_Exercise objective_
Repeat every record exactly.

_Dataset content_

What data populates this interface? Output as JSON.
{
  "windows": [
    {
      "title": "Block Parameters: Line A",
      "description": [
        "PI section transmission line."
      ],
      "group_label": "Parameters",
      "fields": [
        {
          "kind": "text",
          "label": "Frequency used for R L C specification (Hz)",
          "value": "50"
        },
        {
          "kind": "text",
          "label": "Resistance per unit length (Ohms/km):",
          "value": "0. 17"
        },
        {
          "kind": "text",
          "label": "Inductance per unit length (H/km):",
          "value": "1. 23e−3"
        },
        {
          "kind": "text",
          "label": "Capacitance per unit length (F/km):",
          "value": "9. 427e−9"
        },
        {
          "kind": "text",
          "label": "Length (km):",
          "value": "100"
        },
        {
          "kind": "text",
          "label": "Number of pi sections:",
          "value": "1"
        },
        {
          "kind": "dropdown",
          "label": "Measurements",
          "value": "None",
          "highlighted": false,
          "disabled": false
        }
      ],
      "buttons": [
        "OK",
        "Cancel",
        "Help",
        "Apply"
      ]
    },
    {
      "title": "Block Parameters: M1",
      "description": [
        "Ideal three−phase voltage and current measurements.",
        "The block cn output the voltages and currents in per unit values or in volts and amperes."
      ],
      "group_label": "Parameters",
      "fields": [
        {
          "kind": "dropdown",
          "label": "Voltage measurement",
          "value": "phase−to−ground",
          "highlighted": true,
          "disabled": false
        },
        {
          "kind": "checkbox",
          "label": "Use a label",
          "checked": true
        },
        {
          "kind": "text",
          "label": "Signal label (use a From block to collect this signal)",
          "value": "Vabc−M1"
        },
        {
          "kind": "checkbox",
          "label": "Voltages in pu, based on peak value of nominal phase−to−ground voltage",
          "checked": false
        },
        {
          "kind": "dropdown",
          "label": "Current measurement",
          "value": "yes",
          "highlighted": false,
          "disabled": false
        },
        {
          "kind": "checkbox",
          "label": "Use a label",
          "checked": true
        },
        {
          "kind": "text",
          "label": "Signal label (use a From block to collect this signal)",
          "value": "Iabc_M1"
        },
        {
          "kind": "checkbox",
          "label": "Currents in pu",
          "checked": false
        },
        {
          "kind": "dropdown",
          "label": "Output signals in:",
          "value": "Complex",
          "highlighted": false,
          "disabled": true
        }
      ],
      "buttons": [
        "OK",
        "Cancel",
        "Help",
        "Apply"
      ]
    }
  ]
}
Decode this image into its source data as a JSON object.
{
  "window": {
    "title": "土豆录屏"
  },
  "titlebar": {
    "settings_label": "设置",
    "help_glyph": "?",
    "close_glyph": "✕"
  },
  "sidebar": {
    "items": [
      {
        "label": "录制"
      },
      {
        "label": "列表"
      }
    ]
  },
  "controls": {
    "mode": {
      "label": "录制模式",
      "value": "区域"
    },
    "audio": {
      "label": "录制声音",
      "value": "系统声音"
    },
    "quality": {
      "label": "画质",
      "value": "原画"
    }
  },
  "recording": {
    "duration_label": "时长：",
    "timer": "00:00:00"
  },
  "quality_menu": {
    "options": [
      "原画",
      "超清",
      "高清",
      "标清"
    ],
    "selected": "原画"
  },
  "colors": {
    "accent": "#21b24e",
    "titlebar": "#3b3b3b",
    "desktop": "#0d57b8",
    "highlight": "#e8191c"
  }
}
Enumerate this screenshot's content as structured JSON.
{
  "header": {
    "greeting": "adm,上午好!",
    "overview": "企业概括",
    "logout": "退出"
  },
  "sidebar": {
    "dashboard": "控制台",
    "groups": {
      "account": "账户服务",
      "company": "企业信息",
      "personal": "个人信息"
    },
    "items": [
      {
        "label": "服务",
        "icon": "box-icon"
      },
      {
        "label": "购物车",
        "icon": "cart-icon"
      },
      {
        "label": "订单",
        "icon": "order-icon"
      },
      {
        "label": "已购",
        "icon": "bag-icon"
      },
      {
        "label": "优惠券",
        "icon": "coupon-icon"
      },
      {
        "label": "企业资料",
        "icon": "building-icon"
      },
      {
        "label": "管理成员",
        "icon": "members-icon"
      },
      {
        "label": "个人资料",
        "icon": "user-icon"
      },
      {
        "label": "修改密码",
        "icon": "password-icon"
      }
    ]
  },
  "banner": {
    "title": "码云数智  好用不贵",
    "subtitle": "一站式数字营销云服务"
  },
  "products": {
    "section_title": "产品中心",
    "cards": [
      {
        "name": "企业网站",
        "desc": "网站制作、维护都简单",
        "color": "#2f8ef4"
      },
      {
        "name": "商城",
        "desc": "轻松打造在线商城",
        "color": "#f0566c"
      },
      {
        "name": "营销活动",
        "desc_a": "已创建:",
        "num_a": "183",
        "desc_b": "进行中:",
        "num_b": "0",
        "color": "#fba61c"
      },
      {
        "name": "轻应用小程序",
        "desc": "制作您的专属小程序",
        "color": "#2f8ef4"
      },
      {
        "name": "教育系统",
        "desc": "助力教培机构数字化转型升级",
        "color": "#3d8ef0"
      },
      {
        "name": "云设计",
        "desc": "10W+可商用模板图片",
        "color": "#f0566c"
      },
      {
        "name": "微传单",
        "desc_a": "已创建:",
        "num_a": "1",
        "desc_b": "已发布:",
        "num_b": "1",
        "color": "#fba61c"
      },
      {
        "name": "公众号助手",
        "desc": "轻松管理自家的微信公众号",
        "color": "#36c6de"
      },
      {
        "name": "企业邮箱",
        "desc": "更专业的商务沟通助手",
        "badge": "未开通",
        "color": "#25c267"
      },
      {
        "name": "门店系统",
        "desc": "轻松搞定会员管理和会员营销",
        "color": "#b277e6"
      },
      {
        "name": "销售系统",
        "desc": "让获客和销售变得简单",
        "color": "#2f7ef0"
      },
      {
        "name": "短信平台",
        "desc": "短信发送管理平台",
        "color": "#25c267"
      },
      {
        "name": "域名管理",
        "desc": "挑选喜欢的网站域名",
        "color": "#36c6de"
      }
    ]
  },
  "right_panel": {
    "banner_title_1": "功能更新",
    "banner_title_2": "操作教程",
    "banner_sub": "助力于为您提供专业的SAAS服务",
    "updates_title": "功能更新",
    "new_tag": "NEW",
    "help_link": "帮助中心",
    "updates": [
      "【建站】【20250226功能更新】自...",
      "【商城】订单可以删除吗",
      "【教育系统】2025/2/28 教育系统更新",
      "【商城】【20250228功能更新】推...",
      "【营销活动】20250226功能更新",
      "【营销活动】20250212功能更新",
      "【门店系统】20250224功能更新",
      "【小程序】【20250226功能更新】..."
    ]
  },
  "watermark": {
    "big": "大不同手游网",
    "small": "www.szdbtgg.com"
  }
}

_Written response_
What data populates this interface? Output as JSON.
{
  "windows": [
    {
      "title": "Block Parameters: Line A",
      "description": [
        "PI section transmission line."
      ],
      "group_label": "Parameters",
      "fields": [
        {
          "kind": "text",
          "label": "Frequency used for R L C specification (Hz)",
          "value": "50"
        },
        {
          "kind": "text",
          "label": "Resistance per unit length (Ohms/km):",
          "value": "0. 17"
        },
        {
          "kind": "text",
          "label": "Inductance per unit length (H/km):",
          "value": "1. 23e−3"
        },
        {
          "kind": "text",
          "label": "Capacitance per unit length (F/km):",
          "value": "9. 427e−9"
        },
        {
          "kind": "text",
          "label": "Length (km):",
          "value": "100"
        },
        {
          "kind": "text",
          "label": "Number of pi sections:",
          "value": "1"
        },
        {
          "kind": "dropdown",
          "label": "Measurements",
          "value": "None",
          "highlighted": false,
          "disabled": false
        }
      ],
      "buttons": [
        "OK",
        "Cancel",
        "Help",
        "Apply"
      ]
    },
    {
      "title": "Block Parameters: M1",
      "description": [
        "Ideal three−phase voltage and current measurements.",
        "The block cn output the voltages and currents in per unit values or in volts and amperes."
      ],
      "group_label": "Parameters",
      "fields": [
        {
          "kind": "dropdown",
          "label": "Voltage measurement",
          "value": "phase−to−ground",
          "highlighted": true,
          "disabled": false
        },
        {
          "kind": "checkbox",
          "label": "Use a label",
          "checked": true
        },
        {
          "kind": "text",
          "label": "Signal label (use a From block to collect this signal)",
          "value": "Vabc−M1"
        },
        {
          "kind": "checkbox",
          "label": "Voltages in pu, based on peak value of nominal phase−to−ground voltage",
          "checked": false
        },
        {
          "kind": "dropdown",
          "label": "Current measurement",
          "value": "yes",
          "highlighted": false,
          "disabled": false
        },
        {
          "kind": "checkbox",
          "label": "Use a label",
          "checked": true
        },
        {
          "kind": "text",
          "label": "Signal label (use a From block to collect this signal)",
          "value": "Iabc_M1"
        },
        {
          "kind": "checkbox",
          "label": "Currents in pu",
          "checked": false
        },
        {
          "kind": "dropdown",
          "label": "Output signals in:",
          "value": "Complex",
          "highlighted": false,
          "disabled": true
        }
      ],
      "buttons": [
        "OK",
        "Cancel",
        "Help",
        "Apply"
      ]
    }
  ]
}
Decode this image into its source data as a JSON object.
{
  "window": {
    "title": "土豆录屏"
  },
  "titlebar": {
    "settings_label": "设置",
    "help_glyph": "?",
    "close_glyph": "✕"
  },
  "sidebar": {
    "items": [
      {
        "label": "录制"
      },
      {
        "label": "列表"
      }
    ]
  },
  "controls": {
    "mode": {
      "label": "录制模式",
      "value": "区域"
    },
    "audio": {
      "label": "录制声音",
      "value": "系统声音"
    },
    "quality": {
      "label": "画质",
      "value": "原画"
    }
  },
  "recording": {
    "duration_label": "时长：",
    "timer": "00:00:00"
  },
  "quality_menu": {
    "options": [
      "原画",
      "超清",
      "高清",
      "标清"
    ],
    "selected": "原画"
  },
  "colors": {
    "accent": "#21b24e",
    "titlebar": "#3b3b3b",
    "desktop": "#0d57b8",
    "highlight": "#e8191c"
  }
}
Enumerate this screenshot's content as structured JSON.
{
  "header": {
    "greeting": "adm,上午好!",
    "overview": "企业概括",
    "logout": "退出"
  },
  "sidebar": {
    "dashboard": "控制台",
    "groups": {
      "account": "账户服务",
      "company": "企业信息",
      "personal": "个人信息"
    },
    "items": [
      {
        "label": "服务",
        "icon": "box-icon"
      },
      {
        "label": "购物车",
        "icon": "cart-icon"
      },
      {
        "label": "订单",
        "icon": "order-icon"
      },
      {
        "label": "已购",
        "icon": "bag-icon"
      },
      {
        "label": "优惠券",
        "icon": "coupon-icon"
      },
      {
        "label": "企业资料",
        "icon": "building-icon"
      },
      {
        "label": "管理成员",
        "icon": "members-icon"
      },
      {
        "label": "个人资料",
        "icon": "user-icon"
      },
      {
        "label": "修改密码",
        "icon": "password-icon"
      }
    ]
  },
  "banner": {
    "title": "码云数智  好用不贵",
    "subtitle": "一站式数字营销云服务"
  },
  "products": {
    "section_title": "产品中心",
    "cards": [
      {
        "name": "企业网站",
        "desc": "网站制作、维护都简单",
        "color": "#2f8ef4"
      },
      {
        "name": "商城",
        "desc": "轻松打造在线商城",
        "color": "#f0566c"
      },
      {
        "name": "营销活动",
        "desc_a": "已创建:",
        "num_a": "183",
        "desc_b": "进行中:",
        "num_b": "0",
        "color": "#fba61c"
      },
      {
        "name": "轻应用小程序",
        "desc": "制作您的专属小程序",
        "color": "#2f8ef4"
      },
      {
        "name": "教育系统",
        "desc": "助力教培机构数字化转型升级",
        "color": "#3d8ef0"
      },
      {
        "name": "云设计",
        "desc": "10W+可商用模板图片",
        "color": "#f0566c"
      },
      {
        "name": "微传单",
        "desc_a": "已创建:",
        "num_a": "1",
        "desc_b": "已发布:",
        "num_b": "1",
        "color": "#fba61c"
      },
      {
        "name": "公众号助手",
        "desc": "轻松管理自家的微信公众号",
        "color": "#36c6de"
      },
      {
        "name": "企业邮箱",
        "desc": "更专业的商务沟通助手",
        "badge": "未开通",
        "color": "#25c267"
      },
      {
        "name": "门店系统",
        "desc": "轻松搞定会员管理和会员营销",
        "color": "#b277e6"
      },
      {
        "name": "销售系统",
        "desc": "让获客和销售变得简单",
        "color": "#2f7ef0"
      },
      {
        "name": "短信平台",
        "desc": "短信发送管理平台",
        "color": "#25c267"
      },
      {
        "name": "域名管理",
        "desc": "挑选喜欢的网站域名",
        "color": "#36c6de"
      }
    ]
  },
  "right_panel": {
    "banner_title_1": "功能更新",
    "banner_title_2": "操作教程",
    "banner_sub": "助力于为您提供专业的SAAS服务",
    "updates_title": "功能更新",
    "new_tag": "NEW",
    "help_link": "帮助中心",
    "updates": [
      "【建站】【20250226功能更新】自...",
      "【商城】订单可以删除吗",
      "【教育系统】2025/2/28 教育系统更新",
      "【商城】【20250228功能更新】推...",
      "【营销活动】20250226功能更新",
      "【营销活动】20250212功能更新",
      "【门店系统】20250224功能更新",
      "【小程序】【20250226功能更新】..."
    ]
  },
  "watermark": {
    "big": "大不同手游网",
    "small": "www.szdbtgg.com"
  }
}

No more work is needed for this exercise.